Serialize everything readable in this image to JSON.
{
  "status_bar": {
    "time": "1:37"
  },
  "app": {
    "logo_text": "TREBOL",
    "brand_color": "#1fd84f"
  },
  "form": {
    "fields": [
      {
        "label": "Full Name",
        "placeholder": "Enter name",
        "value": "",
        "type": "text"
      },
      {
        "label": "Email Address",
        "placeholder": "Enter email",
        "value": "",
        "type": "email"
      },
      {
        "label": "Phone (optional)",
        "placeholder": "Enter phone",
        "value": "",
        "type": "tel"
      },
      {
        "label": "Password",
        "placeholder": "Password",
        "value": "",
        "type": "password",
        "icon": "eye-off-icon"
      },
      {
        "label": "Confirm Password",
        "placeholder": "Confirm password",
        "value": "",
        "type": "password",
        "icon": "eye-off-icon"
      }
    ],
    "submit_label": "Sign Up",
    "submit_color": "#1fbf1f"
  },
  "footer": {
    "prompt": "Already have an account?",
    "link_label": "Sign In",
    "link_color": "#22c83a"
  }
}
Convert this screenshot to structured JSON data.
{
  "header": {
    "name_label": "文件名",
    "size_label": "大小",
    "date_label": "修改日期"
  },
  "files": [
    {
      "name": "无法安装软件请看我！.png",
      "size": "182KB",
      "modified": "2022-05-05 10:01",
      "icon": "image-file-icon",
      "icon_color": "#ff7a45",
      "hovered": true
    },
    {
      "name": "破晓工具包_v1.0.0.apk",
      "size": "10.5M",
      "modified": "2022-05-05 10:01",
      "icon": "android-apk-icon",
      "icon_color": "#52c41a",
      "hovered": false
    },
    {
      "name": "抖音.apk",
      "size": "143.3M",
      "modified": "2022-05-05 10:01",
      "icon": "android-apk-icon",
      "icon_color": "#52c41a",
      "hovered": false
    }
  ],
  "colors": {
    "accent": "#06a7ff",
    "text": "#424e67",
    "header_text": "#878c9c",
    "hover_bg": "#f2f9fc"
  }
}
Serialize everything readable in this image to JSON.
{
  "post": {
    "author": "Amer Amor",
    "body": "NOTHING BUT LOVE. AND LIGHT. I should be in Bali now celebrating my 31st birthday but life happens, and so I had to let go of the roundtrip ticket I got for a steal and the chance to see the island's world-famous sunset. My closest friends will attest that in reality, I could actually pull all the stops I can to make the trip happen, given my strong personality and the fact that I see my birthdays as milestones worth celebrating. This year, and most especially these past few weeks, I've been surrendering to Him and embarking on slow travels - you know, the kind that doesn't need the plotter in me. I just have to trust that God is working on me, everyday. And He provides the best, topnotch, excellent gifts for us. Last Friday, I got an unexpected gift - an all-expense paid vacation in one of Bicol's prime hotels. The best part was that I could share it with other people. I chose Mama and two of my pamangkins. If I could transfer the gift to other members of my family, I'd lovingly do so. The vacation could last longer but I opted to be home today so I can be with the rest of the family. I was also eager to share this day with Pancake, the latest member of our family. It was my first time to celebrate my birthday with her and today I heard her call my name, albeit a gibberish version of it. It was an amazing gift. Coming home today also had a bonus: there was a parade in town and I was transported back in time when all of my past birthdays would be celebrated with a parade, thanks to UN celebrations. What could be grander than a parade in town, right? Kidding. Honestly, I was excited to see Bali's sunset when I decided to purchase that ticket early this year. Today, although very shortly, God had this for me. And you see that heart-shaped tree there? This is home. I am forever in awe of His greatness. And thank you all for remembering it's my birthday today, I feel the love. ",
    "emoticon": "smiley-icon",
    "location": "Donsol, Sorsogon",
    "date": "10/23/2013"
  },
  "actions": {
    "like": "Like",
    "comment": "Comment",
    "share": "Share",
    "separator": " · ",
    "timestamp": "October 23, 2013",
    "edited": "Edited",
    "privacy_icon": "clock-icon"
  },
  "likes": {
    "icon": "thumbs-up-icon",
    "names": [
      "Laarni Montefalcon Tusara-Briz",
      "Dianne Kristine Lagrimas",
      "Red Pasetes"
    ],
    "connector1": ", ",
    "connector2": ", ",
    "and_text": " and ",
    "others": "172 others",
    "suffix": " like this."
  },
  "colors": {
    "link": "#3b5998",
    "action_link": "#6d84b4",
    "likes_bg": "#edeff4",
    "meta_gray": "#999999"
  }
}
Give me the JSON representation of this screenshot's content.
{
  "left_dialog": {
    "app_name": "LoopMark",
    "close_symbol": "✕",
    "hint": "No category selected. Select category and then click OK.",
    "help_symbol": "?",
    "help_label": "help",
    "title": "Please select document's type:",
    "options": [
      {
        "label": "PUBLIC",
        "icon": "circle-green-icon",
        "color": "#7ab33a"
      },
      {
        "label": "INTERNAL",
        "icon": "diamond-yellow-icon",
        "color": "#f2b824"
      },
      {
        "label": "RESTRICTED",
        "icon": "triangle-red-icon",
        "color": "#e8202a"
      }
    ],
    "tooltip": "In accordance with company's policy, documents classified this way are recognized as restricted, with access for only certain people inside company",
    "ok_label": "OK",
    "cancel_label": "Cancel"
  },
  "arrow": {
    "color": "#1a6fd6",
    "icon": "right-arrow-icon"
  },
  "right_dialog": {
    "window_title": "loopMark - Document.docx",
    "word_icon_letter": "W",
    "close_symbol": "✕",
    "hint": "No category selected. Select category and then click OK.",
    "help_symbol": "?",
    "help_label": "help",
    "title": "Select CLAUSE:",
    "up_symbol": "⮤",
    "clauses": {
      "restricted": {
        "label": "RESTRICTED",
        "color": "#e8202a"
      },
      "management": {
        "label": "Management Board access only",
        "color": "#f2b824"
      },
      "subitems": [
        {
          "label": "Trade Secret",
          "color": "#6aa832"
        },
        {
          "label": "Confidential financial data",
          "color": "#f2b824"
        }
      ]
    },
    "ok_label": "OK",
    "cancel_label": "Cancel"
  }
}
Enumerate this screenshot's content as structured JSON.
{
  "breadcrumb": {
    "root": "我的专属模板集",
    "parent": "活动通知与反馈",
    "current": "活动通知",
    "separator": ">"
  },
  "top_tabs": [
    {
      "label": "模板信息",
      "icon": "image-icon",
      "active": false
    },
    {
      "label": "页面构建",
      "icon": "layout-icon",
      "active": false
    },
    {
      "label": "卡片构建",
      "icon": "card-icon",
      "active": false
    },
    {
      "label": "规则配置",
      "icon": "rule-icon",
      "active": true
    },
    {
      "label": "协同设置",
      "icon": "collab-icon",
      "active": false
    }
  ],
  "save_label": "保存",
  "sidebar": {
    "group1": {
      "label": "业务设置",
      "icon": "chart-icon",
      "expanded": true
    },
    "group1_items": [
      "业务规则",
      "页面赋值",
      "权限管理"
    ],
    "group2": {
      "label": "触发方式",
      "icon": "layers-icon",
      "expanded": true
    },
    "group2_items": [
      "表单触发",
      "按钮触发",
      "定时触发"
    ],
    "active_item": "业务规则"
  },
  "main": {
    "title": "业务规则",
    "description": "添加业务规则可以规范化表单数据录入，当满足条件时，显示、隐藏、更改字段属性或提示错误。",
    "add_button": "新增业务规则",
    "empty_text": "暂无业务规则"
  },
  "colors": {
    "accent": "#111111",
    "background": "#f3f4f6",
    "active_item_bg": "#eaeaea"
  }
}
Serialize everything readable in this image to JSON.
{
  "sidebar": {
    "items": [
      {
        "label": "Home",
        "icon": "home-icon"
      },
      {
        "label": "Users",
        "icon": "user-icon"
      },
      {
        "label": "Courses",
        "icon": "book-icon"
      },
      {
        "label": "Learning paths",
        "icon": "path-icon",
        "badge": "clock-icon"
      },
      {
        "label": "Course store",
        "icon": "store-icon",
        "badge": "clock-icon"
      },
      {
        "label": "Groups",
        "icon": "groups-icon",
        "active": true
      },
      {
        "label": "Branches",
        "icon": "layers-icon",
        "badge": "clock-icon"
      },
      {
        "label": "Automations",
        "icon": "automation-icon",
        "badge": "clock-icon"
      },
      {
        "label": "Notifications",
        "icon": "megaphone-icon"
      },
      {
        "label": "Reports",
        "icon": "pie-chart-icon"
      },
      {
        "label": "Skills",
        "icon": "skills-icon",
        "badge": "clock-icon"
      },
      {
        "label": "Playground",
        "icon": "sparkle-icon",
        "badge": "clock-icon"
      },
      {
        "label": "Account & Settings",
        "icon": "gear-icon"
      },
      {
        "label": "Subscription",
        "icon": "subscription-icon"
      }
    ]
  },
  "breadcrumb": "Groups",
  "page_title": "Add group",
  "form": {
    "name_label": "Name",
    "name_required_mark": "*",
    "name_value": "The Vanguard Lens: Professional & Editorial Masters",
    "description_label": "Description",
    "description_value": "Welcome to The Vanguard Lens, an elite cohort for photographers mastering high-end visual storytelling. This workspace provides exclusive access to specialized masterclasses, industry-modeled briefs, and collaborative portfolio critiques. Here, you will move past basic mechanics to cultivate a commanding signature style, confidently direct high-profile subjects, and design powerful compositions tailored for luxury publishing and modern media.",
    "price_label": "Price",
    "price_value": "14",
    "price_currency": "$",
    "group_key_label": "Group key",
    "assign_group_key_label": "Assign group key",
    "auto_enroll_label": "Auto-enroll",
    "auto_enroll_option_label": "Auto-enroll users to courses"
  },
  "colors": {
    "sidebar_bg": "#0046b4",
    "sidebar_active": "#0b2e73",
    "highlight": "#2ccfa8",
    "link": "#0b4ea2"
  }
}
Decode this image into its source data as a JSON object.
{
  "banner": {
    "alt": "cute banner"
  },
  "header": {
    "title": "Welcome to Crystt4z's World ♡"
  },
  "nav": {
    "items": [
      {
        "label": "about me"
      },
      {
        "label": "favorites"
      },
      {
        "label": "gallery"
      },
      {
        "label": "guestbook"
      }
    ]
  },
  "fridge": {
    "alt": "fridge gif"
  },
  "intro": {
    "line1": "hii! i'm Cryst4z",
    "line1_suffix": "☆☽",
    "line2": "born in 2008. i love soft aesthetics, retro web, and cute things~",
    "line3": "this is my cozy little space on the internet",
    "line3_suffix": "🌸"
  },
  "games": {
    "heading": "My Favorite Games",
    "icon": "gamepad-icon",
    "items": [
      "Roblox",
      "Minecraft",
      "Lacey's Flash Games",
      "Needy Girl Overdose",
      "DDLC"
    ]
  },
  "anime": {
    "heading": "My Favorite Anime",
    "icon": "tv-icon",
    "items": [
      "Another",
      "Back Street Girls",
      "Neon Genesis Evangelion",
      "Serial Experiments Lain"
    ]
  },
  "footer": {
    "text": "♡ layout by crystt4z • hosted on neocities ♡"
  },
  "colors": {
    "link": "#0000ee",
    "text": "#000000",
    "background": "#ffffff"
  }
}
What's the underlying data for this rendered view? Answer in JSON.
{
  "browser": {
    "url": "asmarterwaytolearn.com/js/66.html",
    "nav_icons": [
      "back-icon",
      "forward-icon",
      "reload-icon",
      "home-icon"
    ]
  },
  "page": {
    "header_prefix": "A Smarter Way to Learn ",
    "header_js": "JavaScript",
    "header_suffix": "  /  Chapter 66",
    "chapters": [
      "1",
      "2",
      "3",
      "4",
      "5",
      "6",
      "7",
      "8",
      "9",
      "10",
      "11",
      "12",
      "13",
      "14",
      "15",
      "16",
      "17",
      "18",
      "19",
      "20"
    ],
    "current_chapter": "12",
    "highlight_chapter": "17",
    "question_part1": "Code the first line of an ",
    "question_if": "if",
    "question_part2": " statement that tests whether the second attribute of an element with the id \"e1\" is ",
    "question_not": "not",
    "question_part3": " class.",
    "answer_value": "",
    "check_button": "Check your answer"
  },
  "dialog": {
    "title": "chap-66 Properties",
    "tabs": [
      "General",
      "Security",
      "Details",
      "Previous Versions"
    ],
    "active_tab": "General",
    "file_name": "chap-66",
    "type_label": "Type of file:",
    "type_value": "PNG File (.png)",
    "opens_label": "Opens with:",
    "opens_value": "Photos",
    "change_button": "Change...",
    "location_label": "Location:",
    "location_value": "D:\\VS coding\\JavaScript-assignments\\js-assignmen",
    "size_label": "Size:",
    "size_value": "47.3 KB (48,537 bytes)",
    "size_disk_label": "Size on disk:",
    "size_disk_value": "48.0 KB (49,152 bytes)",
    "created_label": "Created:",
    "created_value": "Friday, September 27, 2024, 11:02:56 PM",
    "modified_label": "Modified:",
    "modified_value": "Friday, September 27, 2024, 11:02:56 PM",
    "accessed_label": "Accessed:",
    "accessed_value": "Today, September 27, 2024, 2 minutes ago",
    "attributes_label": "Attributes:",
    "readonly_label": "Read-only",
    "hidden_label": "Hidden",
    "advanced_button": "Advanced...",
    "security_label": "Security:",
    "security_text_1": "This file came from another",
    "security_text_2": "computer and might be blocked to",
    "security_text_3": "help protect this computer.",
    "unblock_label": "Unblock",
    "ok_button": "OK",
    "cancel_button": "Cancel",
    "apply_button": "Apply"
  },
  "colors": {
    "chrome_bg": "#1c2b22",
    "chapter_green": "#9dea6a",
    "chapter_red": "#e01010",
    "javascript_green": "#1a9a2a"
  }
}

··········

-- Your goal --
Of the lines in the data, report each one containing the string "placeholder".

-- Answer to this problem --
        "placeholder": "Enter name",
        "placeholder": "Enter email",
        "placeholder": "Enter phone",
        "placeholder": "Password",
        "placeholder": "Confirm password",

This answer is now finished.